TASK INSTRUCTIONS: Search through the entries for the word "Filter" and copy every line that has it.
[DATA TO USE Boundary: Start]
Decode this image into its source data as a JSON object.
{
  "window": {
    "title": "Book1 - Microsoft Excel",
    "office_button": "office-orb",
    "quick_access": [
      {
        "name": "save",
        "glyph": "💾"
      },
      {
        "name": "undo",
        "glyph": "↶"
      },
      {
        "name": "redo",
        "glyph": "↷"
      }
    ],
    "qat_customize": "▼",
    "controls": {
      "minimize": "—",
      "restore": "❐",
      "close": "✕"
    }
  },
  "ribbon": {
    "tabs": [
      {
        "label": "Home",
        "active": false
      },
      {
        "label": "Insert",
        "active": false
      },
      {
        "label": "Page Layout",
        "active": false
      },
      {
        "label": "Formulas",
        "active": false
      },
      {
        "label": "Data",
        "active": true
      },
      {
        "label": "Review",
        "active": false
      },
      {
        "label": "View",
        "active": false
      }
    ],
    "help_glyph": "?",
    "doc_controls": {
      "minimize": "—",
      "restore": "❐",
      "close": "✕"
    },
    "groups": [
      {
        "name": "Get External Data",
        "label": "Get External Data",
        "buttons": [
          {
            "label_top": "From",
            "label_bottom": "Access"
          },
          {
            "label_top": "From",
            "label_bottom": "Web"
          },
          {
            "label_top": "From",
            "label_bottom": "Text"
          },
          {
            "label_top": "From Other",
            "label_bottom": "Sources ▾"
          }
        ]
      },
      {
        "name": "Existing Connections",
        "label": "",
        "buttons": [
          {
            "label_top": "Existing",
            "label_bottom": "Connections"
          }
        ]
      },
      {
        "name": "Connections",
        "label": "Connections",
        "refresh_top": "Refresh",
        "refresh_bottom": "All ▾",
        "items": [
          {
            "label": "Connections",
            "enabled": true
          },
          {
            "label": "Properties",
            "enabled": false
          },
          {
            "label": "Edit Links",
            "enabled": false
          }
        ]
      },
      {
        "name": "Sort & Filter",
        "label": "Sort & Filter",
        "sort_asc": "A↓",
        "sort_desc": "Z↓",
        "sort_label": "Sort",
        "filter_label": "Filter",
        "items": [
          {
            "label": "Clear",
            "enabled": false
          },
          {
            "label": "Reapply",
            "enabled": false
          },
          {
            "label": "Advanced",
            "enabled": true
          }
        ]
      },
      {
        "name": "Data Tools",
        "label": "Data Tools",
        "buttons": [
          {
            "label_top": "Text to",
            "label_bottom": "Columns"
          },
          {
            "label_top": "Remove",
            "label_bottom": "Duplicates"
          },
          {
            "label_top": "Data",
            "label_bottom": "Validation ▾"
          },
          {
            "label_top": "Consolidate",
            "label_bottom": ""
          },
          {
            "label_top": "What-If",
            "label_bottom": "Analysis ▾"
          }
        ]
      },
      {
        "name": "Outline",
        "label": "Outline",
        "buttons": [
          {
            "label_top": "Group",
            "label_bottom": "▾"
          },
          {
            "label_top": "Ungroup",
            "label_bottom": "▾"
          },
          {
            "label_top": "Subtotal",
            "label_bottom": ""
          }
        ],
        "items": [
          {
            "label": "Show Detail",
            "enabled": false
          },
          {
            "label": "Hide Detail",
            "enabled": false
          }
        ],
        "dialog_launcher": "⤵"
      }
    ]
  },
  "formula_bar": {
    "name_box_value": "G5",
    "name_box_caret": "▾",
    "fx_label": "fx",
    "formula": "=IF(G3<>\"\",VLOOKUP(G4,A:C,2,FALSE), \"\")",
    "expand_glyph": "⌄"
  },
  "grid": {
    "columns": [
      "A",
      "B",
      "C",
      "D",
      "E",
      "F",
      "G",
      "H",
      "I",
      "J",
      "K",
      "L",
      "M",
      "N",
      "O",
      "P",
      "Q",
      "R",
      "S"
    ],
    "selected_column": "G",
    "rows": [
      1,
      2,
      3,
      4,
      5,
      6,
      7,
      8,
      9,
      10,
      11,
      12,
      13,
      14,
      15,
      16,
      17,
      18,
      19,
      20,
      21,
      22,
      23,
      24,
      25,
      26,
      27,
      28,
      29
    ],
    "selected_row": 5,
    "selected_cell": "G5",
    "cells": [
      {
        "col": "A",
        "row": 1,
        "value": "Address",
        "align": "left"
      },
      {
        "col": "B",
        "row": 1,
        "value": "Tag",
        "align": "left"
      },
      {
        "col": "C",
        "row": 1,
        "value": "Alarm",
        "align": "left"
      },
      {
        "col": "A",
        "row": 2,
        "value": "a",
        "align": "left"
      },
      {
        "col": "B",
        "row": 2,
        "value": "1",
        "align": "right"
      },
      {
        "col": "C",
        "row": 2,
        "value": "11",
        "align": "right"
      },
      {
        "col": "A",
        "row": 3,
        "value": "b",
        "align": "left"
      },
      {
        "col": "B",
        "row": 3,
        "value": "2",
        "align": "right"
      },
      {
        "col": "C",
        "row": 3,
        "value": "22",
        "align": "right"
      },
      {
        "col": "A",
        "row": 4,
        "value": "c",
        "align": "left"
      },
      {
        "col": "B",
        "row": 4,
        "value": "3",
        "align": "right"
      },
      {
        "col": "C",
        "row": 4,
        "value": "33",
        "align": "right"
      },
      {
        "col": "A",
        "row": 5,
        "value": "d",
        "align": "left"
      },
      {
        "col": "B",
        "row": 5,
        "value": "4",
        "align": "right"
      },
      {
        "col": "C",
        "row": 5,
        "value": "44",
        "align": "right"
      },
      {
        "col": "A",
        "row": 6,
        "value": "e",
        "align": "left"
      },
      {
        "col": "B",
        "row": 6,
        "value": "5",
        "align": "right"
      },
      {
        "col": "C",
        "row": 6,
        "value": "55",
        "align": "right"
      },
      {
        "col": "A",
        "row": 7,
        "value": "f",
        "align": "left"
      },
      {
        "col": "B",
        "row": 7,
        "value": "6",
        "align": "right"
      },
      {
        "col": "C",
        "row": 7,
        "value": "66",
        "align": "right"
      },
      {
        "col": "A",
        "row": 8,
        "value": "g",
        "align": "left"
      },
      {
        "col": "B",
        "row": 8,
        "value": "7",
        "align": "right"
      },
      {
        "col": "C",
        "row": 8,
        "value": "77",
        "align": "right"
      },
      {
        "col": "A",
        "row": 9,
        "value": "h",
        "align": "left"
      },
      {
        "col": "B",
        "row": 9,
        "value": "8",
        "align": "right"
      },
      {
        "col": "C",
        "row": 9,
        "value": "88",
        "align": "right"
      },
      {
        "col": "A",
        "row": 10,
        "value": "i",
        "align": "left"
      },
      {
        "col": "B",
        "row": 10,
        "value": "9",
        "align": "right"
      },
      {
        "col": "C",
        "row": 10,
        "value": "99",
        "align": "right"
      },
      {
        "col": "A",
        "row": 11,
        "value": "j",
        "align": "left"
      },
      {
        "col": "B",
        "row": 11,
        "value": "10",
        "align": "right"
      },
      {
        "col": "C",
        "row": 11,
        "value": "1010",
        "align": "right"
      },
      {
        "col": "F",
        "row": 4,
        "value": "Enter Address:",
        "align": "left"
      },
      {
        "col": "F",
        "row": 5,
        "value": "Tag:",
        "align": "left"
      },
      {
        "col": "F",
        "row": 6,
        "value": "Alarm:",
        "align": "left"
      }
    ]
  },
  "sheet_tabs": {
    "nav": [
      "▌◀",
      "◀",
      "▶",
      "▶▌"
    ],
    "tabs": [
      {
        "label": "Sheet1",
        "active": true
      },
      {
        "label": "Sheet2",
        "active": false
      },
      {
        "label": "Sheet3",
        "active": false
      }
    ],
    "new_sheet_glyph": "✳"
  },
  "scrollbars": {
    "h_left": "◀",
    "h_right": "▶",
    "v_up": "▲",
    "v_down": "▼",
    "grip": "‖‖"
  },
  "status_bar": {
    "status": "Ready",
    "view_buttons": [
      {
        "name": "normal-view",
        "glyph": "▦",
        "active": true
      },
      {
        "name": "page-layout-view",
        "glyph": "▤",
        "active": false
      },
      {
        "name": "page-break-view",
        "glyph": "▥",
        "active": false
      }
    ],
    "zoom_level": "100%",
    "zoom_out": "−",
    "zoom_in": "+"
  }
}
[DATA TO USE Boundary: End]
WRITTEN RESPONSE:
        "name": "Sort & Filter",
        "label": "Sort & Filter",
        "filter_label": "Filter",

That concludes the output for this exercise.